  1. We need to rediscover (a) what the NT teaches about the Second Coming of Christ and (b) how indispensable an eschatological perspective is for faithful Christian living this side of eternity. While perhaps a bit overstated, Jürgen Moltmann’s comments constitute a timely challenge to a generation of evangelicals who no longer have our eyes on the future:

“The eschatological is not one element of Christianity, but it is the medium of Christianity as such, the key in which everything else is set, the glow that suffuses everything here in the dawn of an expected new day.”[2]

“The one who testifies to these things says, ‘Surely I am coming soon’ Amen. Come, Lord Jesus!” (Revelation 22:20).

  1. We should leave current events out of the picture and say only what the Bible says about the return of Christ. Let’s get about the business of living the Christian life in light of the biblical teaching about the Second Coming. The Scriptures are sufficient. We don’t need Google News to interpret them for us.

The next time someone tries to show you how current events are lining up with biblical prophecies, just smile and say, “Well, we’ll see, won’t we? And let’s not tell anyone else until we actually do see, OK?”

A final note to my students in Exegesis In The Gospels. You’d better get that first exegetical project finished.

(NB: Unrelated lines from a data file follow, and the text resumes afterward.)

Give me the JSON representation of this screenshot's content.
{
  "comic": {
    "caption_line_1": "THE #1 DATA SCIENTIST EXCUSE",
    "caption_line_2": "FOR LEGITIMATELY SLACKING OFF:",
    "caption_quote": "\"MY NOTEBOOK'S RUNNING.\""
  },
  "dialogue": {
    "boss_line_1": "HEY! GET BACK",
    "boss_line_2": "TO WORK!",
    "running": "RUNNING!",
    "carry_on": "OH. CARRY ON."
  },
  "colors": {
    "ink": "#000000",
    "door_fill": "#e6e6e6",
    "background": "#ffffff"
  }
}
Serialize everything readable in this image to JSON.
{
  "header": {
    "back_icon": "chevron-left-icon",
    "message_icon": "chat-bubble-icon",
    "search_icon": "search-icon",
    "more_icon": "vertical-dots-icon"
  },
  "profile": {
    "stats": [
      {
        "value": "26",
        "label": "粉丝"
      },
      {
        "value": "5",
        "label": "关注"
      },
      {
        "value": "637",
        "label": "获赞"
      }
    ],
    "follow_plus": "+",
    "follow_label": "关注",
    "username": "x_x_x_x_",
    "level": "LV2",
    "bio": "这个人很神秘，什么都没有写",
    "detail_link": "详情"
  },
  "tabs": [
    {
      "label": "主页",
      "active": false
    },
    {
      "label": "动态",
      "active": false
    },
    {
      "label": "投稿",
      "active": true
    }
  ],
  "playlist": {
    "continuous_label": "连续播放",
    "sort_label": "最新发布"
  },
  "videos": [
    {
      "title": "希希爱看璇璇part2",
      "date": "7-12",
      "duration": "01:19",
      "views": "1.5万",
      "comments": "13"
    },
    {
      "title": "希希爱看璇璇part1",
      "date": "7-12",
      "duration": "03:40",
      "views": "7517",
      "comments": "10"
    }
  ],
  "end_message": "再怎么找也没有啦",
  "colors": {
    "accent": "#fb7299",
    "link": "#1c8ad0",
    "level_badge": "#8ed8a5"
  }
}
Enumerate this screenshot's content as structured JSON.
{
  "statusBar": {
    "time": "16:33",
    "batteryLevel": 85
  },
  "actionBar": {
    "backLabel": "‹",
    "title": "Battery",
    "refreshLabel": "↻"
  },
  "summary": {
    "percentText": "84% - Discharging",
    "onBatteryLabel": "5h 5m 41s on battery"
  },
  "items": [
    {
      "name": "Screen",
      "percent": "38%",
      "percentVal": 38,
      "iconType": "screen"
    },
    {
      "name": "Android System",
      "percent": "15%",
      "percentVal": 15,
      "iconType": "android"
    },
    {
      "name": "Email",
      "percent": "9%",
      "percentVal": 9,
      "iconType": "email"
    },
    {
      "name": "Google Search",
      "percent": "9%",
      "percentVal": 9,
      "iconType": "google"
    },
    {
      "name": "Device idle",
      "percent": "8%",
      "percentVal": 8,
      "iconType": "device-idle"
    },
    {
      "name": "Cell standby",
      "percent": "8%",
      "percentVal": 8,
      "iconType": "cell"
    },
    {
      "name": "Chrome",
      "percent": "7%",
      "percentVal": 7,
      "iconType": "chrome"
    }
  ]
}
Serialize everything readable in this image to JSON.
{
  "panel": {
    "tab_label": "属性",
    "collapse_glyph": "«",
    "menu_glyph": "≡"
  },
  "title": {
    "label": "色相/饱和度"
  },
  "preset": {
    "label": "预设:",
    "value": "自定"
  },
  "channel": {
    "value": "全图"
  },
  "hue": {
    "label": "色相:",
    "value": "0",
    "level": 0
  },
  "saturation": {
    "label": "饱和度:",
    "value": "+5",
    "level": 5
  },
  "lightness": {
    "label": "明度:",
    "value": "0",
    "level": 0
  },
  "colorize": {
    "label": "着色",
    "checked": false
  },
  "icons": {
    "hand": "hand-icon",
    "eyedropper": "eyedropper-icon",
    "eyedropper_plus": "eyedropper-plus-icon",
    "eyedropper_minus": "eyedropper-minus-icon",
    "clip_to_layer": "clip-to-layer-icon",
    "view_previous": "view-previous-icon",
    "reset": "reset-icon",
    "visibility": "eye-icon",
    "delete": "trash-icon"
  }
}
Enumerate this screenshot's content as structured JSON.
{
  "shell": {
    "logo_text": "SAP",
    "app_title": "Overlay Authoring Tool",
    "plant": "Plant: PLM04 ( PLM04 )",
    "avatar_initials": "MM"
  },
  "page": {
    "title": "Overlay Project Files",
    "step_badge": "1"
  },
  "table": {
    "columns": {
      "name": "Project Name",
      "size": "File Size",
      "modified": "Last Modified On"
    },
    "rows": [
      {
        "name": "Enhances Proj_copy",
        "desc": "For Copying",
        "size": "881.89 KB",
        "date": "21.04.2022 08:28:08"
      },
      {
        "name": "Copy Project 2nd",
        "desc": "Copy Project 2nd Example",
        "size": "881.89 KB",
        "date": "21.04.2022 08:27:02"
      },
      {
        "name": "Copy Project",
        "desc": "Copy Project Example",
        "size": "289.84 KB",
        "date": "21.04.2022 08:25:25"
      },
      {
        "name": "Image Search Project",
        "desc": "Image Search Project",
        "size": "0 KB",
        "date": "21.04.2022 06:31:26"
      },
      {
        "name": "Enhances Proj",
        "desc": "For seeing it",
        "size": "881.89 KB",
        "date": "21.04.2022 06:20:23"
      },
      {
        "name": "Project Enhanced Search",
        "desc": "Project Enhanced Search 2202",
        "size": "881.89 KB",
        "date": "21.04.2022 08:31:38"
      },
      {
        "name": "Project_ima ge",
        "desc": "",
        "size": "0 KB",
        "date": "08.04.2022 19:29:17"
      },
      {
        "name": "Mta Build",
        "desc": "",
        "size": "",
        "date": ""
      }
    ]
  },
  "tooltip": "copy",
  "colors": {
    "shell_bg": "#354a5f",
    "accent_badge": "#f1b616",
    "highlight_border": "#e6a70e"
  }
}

I’m going to collect them on Tuesday, whether the world ends or not.


[1] Hal Lindsey, There’s a New World Coming: A Prophetic Odyssey (Santa Ana, CA: Vision House Publishers, 1973), 138–139

[2] Jürgen Moltmann, Theology of Hope on the Ground and the Implications of a Christian Eschatology (Minneapolis: Fortress, 1993) 16.